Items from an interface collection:
++++++++++

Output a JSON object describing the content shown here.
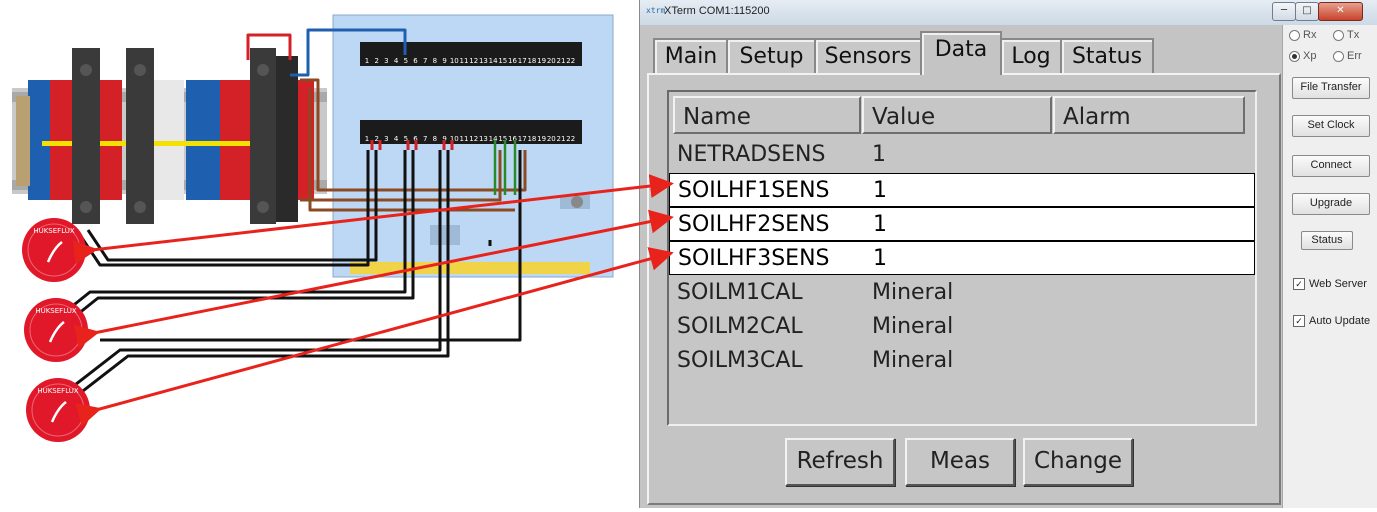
{
  "window": {
    "title": "XTerm COM1:115200",
    "logo_text": "xtrm"
  },
  "window_controls": {
    "minimize": "─",
    "maximize": "□",
    "close": "✕"
  },
  "tabs": [
    "Main",
    "Setup",
    "Sensors",
    "Data",
    "Log",
    "Status"
  ],
  "active_tab": "Data",
  "grid": {
    "columns": [
      "Name",
      "Value",
      "Alarm"
    ],
    "rows": [
      {
        "name": "NETRADSENS",
        "value": "1",
        "selected": false
      },
      {
        "name": "SOILHF1SENS",
        "value": "1",
        "selected": true
      },
      {
        "name": "SOILHF2SENS",
        "value": "1",
        "selected": true
      },
      {
        "name": "SOILHF3SENS",
        "value": "1",
        "selected": true
      },
      {
        "name": "SOILM1CAL",
        "value": "Mineral",
        "selected": false
      },
      {
        "name": "SOILM2CAL",
        "value": "Mineral",
        "selected": false
      },
      {
        "name": "SOILM3CAL",
        "value": "Mineral",
        "selected": false
      }
    ]
  },
  "buttons": {
    "refresh": "Refresh",
    "meas": "Meas",
    "change": "Change"
  },
  "side": {
    "radios": [
      {
        "label": "Rx",
        "on": false
      },
      {
        "label": "Tx",
        "on": false
      },
      {
        "label": "Xp",
        "on": true
      },
      {
        "label": "Err",
        "on": false
      }
    ],
    "buttons": [
      "File Transfer",
      "Set Clock",
      "Connect",
      "Upgrade",
      "Status"
    ],
    "checks": [
      {
        "label": "Web Server",
        "checked": true
      },
      {
        "label": "Auto Update",
        "checked": true
      }
    ]
  },
  "diagram": {
    "board_top_labels": [
      "1",
      "2",
      "3",
      "4",
      "5",
      "6",
      "7",
      "8",
      "9",
      "10",
      "11",
      "12",
      "13",
      "14",
      "15",
      "16",
      "17",
      "18",
      "19",
      "20",
      "21",
      "22"
    ],
    "board_bottom_labels": [
      "1",
      "2",
      "3",
      "4",
      "5",
      "6",
      "7",
      "8",
      "9",
      "10",
      "11",
      "12",
      "13",
      "14",
      "15",
      "16",
      "17",
      "18",
      "19",
      "20",
      "21",
      "22"
    ],
    "sensor_text": "HUKSEFLUX"
  },
  "colors": {
    "arrow": "#e8231c",
    "sensor": "#e0182a",
    "selected_row": "#ffffff",
    "terminal_red": "#d42027",
    "terminal_blue": "#1f5fb0"
  }
}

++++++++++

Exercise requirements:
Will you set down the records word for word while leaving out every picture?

Output of the exercise:
Output a JSON object describing the content shown here.
{
  "window": {
    "title": "XTerm COM1:115200",
    "logo_text": "xtrm"
  },
  "window_controls": {
    "minimize": "─",
    "maximize": "□",
    "close": "✕"
  },
  "tabs": [
    "Main",
    "Setup",
    "Sensors",
    "Data",
    "Log",
    "Status"
  ],
  "active_tab": "Data",
  "grid": {
    "columns": [
      "Name",
      "Value",
      "Alarm"
    ],
    "rows": [
      {
        "name": "NETRADSENS",
        "value": "1",
        "selected": false
      },
      {
        "name": "SOILHF1SENS",
        "value": "1",
        "selected": true
      },
      {
        "name": "SOILHF2SENS",
        "value": "1",
        "selected": true
      },
      {
        "name": "SOILHF3SENS",
        "value": "1",
        "selected": true
      },
      {
        "name": "SOILM1CAL",
        "value": "Mineral",
        "selected": false
      },
      {
        "name": "SOILM2CAL",
        "value": "Mineral",
        "selected": false
      },
      {
        "name": "SOILM3CAL",
        "value": "Mineral",
        "selected": false
      }
    ]
  },
  "buttons": {
    "refresh": "Refresh",
    "meas": "Meas",
    "change": "Change"
  },
  "side": {
    "radios": [
      {
        "label": "Rx",
        "on": false
      },
      {
        "label": "Tx",
        "on": false
      },
      {
        "label": "Xp",
        "on": true
      },
      {
        "label": "Err",
        "on": false
      }
    ],
    "buttons": [
      "File Transfer",
      "Set Clock",
      "Connect",
      "Upgrade",
      "Status"
    ],
    "checks": [
      {
        "label": "Web Server",
        "checked": true
      },
      {
        "label": "Auto Update",
        "checked": true
      }
    ]
  },
  "diagram": {
    "board_top_labels": [
      "1",
      "2",
      "3",
      "4",
      "5",
      "6",
      "7",
      "8",
      "9",
      "10",
      "11",
      "12",
      "13",
      "14",
      "15",
      "16",
      "17",
      "18",
      "19",
      "20",
      "21",
      "22"
    ],
    "board_bottom_labels": [
      "1",
      "2",
      "3",
      "4",
      "5",
      "6",
      "7",
      "8",
      "9",
      "10",
      "11",
      "12",
      "13",
      "14",
      "15",
      "16",
      "17",
      "18",
      "19",
      "20",
      "21",
      "22"
    ],
    "sensor_text": "HUKSEFLUX"
  },
  "colors": {
    "arrow": "#e8231c",
    "sensor": "#e0182a",
    "selected_row": "#ffffff",
    "terminal_red": "#d42027",
    "terminal_blue": "#1f5fb0"
  }
}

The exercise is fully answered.